*EXCERPTED RECORDS:*
──────────

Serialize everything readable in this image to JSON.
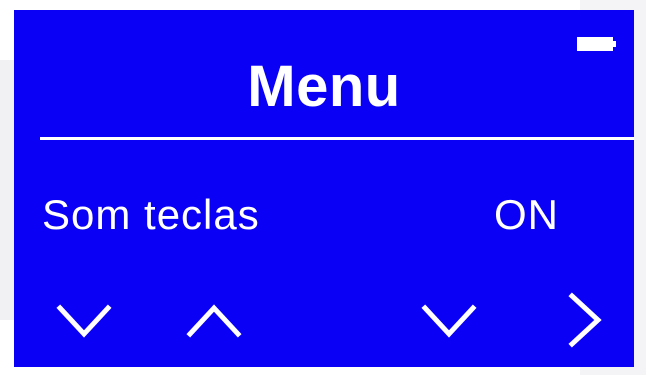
{
  "colors": {
    "screen_background": "#0a00f5",
    "foreground": "#ffffff"
  },
  "status": {
    "battery_icon": "battery-full-icon"
  },
  "header": {
    "title": "Menu"
  },
  "menu_item": {
    "label": "Som teclas",
    "value": "ON"
  },
  "controls": [
    {
      "name": "down-arrow-icon",
      "action": "down"
    },
    {
      "name": "up-arrow-icon",
      "action": "up"
    },
    {
      "name": "chevron-down-icon",
      "action": "down"
    },
    {
      "name": "chevron-right-icon",
      "action": "right"
    }
  ]
}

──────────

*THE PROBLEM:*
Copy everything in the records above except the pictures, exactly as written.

*RESPONSE:*
Serialize everything readable in this image to JSON.
{
  "colors": {
    "screen_background": "#0a00f5",
    "foreground": "#ffffff"
  },
  "status": {
    "battery_icon": "battery-full-icon"
  },
  "header": {
    "title": "Menu"
  },
  "menu_item": {
    "label": "Som teclas",
    "value": "ON"
  },
  "controls": [
    {
      "name": "down-arrow-icon",
      "action": "down"
    },
    {
      "name": "up-arrow-icon",
      "action": "up"
    },
    {
      "name": "chevron-down-icon",
      "action": "down"
    },
    {
      "name": "chevron-right-icon",
      "action": "right"
    }
  ]
}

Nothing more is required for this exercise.